Exhibit to explore Marley’s role as the catalyst to the Reggae revolution as well as his influence on music and culture
On May 11, 2011, The GRAMMY Museum will debut a new exhibit, Bob Marley, Messenger. Housed on the Museum’s second floor, the exhibit will focus on Bob Marley as a private, spiritual man, as a powerful performer who used his lyrics to give a voice to the disenfranchised and as a legend who has inspired legions of fans in the 30 years since his death.
“Bob Marley gave the world something no other artist has,” said GRAMMY Museum Executive Director Bob Santelli. “Not only did he give us brilliant music, but he also became a heroic figure. His music spread a message of hope and unity. That message is as relevant today as it was three decades ago, and it’s our hope to help share that message with a new generation.”
Marley’s story is that of an archetype, which is why it continues to have such a powerful and ever-growing resonance: it embodies political repression, metaphysical and artistic insights, gangland warfare and various periods of mystical wilderness. And his audience continues to widen. Bob Marley gave the world brilliant and evocative music; his work stretched across nearly two decades and yet still remains timeless and universal. Bob Marley & the Wailers worked their way into the very fabric of our lives.
Bringing together more than 40 diverse artifacts, rare photographs and more, the exhibit features items from the private collection of the Marley family. On display, visitors will see a broad array of items, including:
* Marley’s famous Les Paul guitar;
* An interactive drumming station that allows visitors to learn how to play a reggae beat;
* More than 40 photographs of Marley both on and off stage;
* Ticket stubs, concert posters, tour books and fan memorabilia

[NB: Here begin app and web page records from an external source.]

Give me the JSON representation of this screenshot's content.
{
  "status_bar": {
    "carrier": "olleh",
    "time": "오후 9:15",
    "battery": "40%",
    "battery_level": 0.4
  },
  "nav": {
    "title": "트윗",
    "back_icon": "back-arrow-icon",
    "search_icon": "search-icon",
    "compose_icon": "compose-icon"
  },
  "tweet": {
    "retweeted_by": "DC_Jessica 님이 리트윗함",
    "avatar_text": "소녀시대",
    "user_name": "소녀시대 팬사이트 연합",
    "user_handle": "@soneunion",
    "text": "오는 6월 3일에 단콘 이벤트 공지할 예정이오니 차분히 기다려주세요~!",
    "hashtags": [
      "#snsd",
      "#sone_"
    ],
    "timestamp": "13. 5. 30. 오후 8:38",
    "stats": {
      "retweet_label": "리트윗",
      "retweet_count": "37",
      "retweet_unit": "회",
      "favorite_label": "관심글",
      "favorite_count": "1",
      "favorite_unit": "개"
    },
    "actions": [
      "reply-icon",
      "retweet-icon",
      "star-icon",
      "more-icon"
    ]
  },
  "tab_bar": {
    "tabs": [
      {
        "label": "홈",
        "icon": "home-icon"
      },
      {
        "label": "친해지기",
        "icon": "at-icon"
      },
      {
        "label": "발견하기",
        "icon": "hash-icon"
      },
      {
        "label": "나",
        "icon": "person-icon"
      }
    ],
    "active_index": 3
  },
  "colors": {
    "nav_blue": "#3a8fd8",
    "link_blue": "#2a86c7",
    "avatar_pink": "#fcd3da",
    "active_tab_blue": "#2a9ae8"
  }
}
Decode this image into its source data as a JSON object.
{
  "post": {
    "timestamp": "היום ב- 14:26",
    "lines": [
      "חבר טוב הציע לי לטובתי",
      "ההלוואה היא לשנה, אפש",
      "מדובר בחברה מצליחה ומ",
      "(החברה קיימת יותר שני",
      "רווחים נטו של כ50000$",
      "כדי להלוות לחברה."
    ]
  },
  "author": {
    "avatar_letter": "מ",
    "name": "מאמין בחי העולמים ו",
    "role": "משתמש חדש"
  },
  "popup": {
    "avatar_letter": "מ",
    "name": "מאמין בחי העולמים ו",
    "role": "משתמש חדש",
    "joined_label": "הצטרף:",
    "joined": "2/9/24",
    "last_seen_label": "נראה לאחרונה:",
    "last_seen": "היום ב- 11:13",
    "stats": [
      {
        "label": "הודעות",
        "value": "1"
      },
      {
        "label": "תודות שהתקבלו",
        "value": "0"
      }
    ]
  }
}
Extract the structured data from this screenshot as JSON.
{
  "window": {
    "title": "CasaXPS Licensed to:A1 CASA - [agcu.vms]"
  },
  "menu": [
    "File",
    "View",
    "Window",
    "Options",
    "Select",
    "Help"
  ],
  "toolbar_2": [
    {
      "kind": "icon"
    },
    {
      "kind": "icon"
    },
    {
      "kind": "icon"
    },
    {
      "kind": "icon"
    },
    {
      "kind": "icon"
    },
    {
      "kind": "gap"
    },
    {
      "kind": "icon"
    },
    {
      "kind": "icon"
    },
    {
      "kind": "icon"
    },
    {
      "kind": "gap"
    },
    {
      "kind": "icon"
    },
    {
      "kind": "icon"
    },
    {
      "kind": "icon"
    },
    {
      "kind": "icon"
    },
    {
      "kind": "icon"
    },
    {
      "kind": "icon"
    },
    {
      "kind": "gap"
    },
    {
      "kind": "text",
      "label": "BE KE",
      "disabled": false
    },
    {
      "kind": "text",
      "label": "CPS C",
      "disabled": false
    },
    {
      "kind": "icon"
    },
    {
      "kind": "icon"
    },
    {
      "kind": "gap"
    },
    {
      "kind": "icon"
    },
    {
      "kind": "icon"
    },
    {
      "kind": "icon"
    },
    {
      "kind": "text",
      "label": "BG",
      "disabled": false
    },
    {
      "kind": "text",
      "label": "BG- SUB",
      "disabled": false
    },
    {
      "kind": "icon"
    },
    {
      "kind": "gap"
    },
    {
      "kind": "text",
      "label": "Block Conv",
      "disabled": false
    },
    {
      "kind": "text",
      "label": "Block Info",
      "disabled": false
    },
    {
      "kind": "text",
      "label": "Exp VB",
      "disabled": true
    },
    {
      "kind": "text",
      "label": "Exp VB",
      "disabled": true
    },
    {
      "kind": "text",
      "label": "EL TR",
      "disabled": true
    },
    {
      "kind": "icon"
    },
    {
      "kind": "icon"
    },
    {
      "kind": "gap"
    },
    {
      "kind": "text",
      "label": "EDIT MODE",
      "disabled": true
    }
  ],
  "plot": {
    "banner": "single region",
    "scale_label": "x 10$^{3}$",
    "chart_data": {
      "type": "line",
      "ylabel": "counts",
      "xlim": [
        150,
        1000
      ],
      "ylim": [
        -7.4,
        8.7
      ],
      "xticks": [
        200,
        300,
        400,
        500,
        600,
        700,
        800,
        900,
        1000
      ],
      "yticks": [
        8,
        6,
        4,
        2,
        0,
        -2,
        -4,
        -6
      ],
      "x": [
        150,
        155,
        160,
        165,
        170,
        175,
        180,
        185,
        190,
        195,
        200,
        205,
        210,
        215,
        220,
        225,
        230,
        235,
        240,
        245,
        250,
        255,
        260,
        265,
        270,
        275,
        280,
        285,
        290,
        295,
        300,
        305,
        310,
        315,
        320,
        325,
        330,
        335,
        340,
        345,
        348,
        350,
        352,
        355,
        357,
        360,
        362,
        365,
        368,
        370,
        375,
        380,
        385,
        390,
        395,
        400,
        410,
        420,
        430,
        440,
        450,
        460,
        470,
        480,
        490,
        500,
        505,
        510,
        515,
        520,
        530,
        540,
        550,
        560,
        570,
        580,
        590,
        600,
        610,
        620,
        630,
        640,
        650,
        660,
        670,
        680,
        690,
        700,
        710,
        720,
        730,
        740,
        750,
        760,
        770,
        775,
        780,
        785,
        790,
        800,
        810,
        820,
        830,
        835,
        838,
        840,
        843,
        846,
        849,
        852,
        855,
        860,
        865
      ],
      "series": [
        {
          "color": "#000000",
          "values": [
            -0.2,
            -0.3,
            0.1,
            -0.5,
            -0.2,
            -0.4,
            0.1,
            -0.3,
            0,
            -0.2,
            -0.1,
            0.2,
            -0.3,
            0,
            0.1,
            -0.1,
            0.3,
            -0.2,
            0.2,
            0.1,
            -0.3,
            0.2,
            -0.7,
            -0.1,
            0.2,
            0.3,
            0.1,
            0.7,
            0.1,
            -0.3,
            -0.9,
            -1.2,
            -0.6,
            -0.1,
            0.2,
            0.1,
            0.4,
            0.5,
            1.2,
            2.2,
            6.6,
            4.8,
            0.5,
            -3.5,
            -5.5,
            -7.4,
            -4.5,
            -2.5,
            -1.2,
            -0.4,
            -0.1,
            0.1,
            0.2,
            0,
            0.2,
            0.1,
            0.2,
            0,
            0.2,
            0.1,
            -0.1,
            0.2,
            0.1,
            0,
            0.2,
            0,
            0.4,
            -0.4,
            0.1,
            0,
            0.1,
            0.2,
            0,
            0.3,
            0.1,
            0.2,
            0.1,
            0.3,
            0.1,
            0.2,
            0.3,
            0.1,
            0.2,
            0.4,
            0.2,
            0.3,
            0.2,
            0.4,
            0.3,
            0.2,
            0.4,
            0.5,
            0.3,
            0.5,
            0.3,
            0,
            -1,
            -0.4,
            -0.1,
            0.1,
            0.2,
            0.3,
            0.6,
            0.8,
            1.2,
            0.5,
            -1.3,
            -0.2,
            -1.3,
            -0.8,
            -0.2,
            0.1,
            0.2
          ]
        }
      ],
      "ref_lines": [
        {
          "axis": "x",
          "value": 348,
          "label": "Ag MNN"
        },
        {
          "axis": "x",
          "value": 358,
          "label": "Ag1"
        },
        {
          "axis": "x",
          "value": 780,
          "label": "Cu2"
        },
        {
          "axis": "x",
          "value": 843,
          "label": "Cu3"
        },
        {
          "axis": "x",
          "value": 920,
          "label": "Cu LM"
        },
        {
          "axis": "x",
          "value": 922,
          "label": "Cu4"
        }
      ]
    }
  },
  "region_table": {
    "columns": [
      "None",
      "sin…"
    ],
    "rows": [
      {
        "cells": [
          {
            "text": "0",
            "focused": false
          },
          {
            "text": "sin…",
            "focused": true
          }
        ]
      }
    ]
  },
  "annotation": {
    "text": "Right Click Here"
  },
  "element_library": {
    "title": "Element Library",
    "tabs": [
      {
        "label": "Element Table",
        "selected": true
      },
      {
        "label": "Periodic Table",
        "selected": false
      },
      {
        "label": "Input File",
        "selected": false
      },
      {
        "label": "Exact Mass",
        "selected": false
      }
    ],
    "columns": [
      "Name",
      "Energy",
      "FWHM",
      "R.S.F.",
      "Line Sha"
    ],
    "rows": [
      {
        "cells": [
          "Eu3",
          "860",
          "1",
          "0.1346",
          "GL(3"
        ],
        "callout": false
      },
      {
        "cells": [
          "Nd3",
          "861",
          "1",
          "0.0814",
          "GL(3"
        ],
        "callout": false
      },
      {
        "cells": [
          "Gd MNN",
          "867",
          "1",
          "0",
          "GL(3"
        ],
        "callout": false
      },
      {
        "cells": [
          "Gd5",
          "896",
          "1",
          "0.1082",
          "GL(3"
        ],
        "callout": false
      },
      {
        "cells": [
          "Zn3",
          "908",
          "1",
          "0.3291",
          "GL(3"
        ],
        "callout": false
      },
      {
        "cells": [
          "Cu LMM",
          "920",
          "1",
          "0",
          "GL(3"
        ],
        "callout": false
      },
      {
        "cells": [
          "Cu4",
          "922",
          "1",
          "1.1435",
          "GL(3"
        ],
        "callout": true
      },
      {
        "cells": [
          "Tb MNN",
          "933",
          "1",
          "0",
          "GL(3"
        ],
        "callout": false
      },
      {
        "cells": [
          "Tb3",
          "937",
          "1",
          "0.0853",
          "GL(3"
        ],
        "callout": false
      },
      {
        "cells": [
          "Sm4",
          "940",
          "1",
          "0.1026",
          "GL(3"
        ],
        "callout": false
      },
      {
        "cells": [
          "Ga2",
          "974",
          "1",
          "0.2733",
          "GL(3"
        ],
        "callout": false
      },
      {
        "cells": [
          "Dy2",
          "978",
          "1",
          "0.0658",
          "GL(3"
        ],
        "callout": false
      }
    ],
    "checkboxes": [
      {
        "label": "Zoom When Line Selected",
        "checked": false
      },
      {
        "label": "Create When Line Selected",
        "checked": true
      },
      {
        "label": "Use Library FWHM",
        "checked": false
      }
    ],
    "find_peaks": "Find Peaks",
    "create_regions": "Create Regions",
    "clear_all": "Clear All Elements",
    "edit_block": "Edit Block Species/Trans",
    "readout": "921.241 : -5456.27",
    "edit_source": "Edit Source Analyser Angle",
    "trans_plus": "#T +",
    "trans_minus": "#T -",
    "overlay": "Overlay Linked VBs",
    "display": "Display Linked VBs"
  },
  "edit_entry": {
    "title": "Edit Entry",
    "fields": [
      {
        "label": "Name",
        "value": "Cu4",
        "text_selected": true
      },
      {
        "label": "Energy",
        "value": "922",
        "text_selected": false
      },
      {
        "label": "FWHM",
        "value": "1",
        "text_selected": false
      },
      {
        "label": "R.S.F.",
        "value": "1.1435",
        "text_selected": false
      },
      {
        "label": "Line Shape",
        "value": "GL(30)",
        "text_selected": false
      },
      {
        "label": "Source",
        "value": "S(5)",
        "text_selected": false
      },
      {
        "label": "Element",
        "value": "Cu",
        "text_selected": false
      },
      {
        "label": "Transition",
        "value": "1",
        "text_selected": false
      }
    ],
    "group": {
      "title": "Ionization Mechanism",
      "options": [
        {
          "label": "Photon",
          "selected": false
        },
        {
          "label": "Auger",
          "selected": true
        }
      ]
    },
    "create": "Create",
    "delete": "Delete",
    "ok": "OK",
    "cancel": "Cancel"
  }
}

Additionally, The GRAMMY Museum has conducted interviews with several artists and musicians who have been influenced by Marley and the role that he played not only as the catalyst to the reggae evolution, but also his influence on music and culture. Interview footage will be featured in the exhibit and includes conversations with Blondie, Carlos Santana, Nas and more.
“My father’s message of peace and unity was always of great importance to him and to our family,” said Ziggy. “Especially in the current times, it seems appropriate to remind the world of what he stood for and hopefully, by honoring him, we can all make efforts to live our lives with the same message.”
Bob Marley, Messenger will be on display in The GRAMMY Museum’s Special Exhibits Gallery – where temporary exhibits are showcased on a rotating basis – through mid-September, 2011.
The GRAMMY Museum is located at 800 West Olympic Boulevard, Suite A245, and Los Angeles, CA 90015. With an entrance off of Figueroa Street, the Museum resides within the L.A. LIVE campus, at the intersection of Olympic Boulevard and Figueroa Street in downtown Los Angeles.